___ Entries provided ___

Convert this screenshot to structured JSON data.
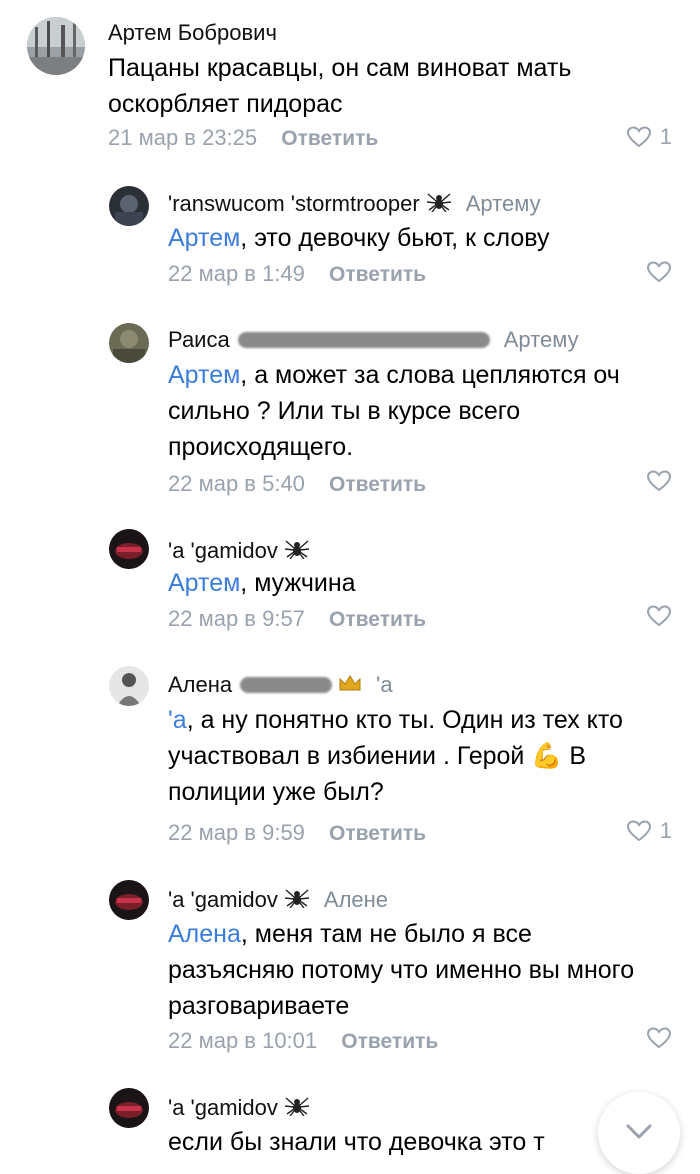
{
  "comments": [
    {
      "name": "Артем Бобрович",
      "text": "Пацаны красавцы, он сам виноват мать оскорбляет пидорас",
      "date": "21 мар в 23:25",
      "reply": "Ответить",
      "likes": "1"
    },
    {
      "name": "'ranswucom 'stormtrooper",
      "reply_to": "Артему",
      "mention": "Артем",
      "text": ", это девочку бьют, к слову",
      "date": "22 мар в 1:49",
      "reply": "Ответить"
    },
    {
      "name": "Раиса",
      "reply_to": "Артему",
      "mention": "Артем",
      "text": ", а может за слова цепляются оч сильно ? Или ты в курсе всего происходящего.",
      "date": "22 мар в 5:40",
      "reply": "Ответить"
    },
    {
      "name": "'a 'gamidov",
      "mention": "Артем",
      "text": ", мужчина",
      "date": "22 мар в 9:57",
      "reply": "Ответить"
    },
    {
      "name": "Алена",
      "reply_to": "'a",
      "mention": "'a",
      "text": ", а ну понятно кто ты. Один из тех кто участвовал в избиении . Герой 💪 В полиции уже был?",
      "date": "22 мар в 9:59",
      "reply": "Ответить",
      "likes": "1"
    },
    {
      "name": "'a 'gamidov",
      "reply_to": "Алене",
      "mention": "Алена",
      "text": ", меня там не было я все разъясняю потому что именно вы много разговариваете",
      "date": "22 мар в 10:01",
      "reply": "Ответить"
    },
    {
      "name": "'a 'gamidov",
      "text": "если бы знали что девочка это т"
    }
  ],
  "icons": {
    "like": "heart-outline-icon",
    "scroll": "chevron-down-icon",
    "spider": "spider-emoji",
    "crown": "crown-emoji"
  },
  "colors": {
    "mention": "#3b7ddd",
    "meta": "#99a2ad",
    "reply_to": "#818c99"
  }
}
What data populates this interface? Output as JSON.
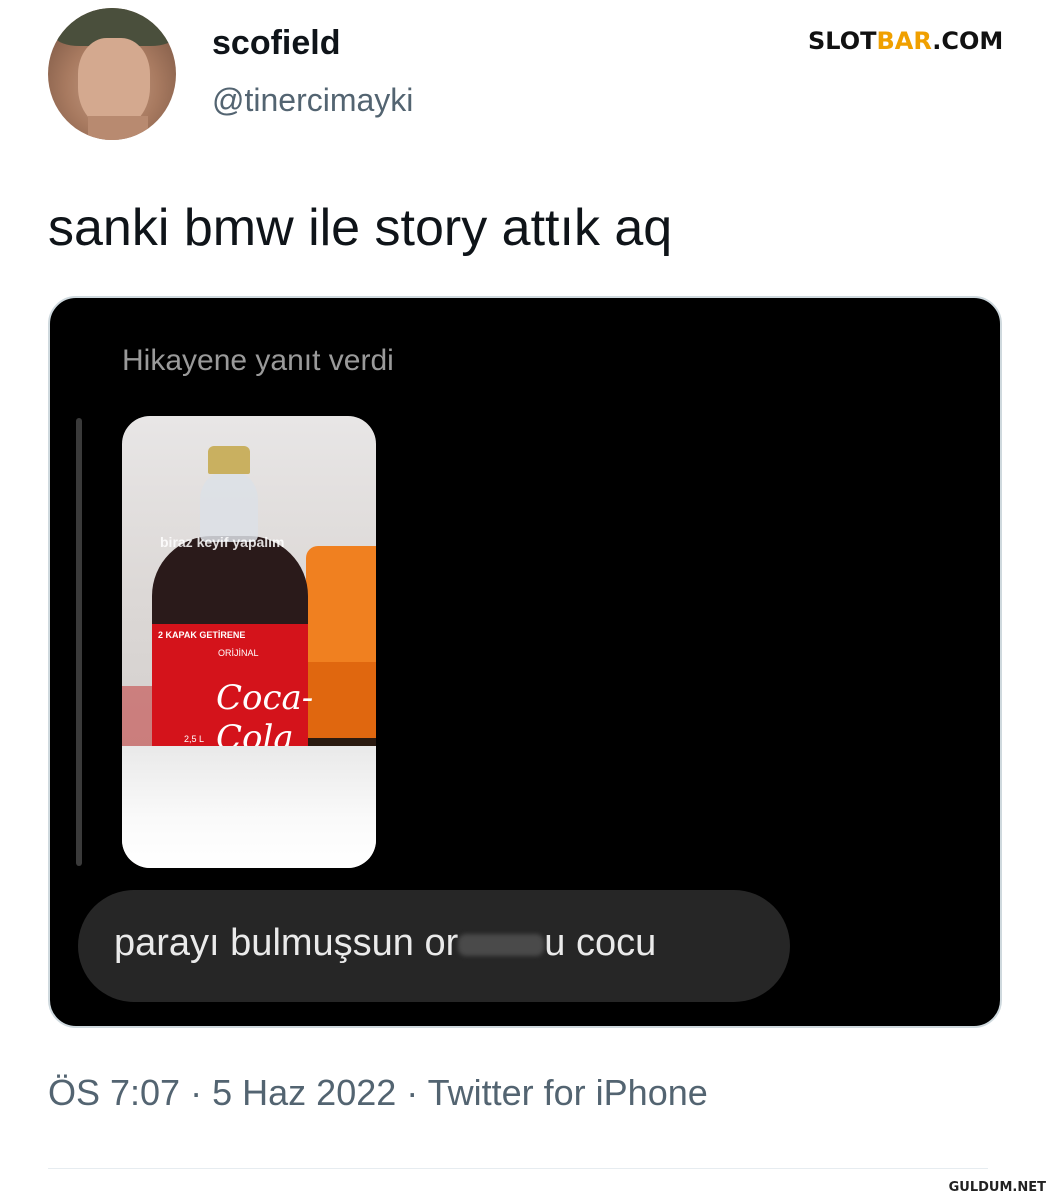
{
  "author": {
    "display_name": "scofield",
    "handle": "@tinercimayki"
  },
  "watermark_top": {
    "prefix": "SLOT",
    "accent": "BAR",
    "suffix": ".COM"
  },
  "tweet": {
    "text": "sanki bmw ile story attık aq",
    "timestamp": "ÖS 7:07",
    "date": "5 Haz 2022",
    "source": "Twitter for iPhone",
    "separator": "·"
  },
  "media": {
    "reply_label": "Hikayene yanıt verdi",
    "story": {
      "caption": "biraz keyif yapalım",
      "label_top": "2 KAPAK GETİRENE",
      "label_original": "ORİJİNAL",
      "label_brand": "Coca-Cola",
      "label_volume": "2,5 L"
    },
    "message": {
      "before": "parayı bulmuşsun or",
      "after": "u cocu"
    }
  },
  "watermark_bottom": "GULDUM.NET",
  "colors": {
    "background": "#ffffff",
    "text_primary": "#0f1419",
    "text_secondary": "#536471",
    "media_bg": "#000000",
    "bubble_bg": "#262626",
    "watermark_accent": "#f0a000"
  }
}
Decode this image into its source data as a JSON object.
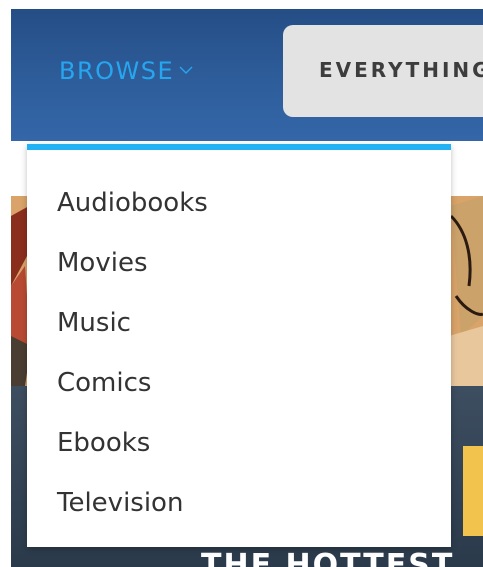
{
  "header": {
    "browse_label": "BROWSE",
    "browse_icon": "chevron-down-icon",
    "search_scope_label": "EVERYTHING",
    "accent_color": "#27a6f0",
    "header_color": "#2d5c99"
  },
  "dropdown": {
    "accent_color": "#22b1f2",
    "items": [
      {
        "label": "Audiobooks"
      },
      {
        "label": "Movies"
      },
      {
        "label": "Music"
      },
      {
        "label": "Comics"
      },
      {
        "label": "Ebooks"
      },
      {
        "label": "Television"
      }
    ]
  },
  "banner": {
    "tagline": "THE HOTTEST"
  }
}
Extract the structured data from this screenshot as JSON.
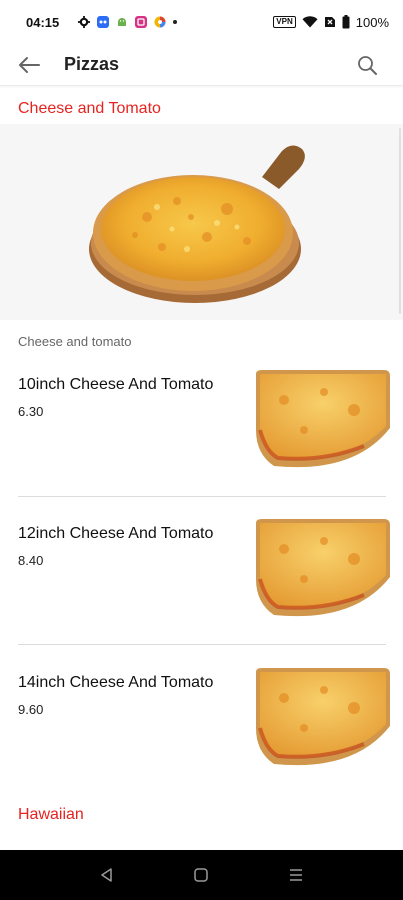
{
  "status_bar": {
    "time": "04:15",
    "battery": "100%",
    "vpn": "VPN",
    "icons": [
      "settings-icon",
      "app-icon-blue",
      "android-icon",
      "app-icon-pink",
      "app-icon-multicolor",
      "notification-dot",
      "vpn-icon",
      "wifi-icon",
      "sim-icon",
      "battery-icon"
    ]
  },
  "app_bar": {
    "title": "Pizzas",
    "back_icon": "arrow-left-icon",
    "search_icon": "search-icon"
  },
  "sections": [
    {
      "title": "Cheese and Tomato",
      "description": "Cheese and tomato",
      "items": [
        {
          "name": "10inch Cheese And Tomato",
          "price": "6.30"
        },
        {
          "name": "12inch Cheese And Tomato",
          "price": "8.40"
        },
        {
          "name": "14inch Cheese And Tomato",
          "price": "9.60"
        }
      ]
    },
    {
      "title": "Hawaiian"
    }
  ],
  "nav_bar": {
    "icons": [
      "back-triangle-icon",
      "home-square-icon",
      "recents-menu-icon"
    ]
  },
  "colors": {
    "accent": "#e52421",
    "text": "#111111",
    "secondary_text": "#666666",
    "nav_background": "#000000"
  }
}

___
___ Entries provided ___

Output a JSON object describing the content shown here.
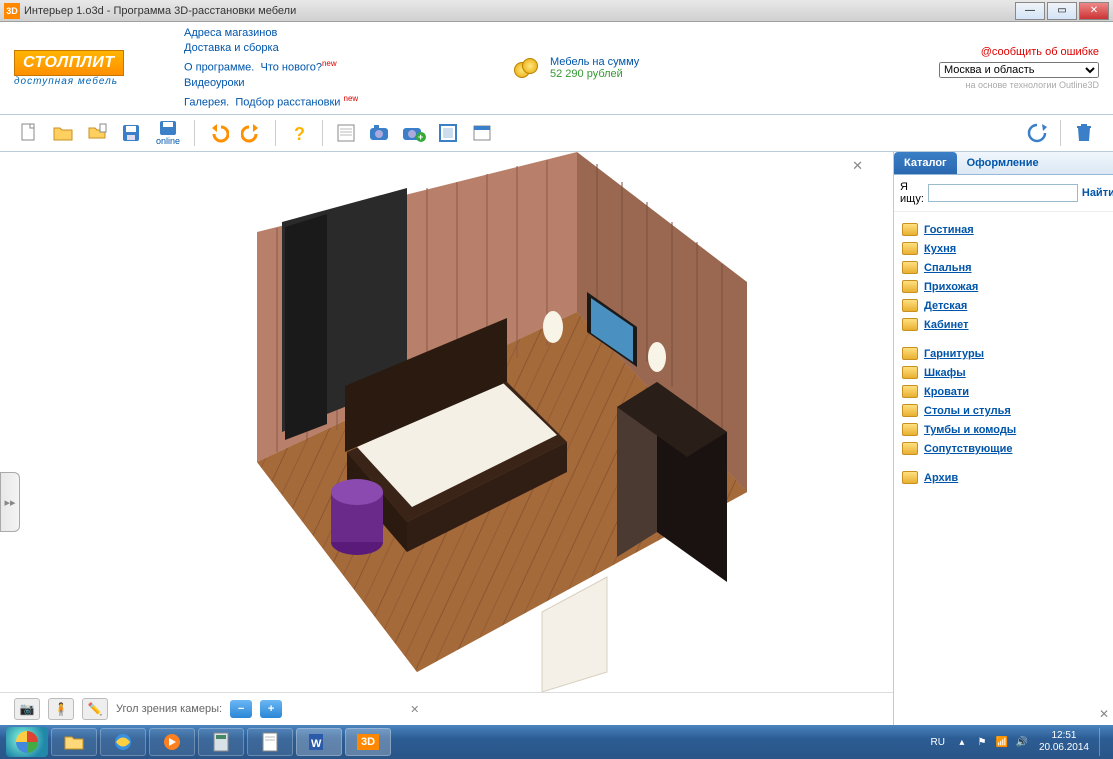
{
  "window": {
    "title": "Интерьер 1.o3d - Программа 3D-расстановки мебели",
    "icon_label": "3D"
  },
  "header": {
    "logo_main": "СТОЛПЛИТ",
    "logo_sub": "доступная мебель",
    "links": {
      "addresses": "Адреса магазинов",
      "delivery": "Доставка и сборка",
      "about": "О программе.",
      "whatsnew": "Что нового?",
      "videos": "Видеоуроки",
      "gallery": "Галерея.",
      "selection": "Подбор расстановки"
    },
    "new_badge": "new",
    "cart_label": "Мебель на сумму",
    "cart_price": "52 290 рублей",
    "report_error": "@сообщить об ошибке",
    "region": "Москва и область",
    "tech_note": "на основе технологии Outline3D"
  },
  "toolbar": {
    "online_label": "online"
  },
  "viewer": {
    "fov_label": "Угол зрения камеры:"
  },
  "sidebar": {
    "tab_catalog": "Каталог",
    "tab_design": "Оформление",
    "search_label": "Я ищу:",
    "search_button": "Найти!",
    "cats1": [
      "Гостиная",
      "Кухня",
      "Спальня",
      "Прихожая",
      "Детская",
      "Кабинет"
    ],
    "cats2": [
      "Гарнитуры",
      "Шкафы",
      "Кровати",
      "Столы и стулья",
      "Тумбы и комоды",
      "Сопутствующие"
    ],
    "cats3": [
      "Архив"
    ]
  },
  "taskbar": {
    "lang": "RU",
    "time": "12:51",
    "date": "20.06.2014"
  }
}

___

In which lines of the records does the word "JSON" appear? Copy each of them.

Convert this screenshot to structured JSON data.
What data populates this interface? Output as JSON.
Decode this image into its source data as a JSON object.
Extract the structured data from this screenshot as JSON.
Output a JSON object describing the content shown here.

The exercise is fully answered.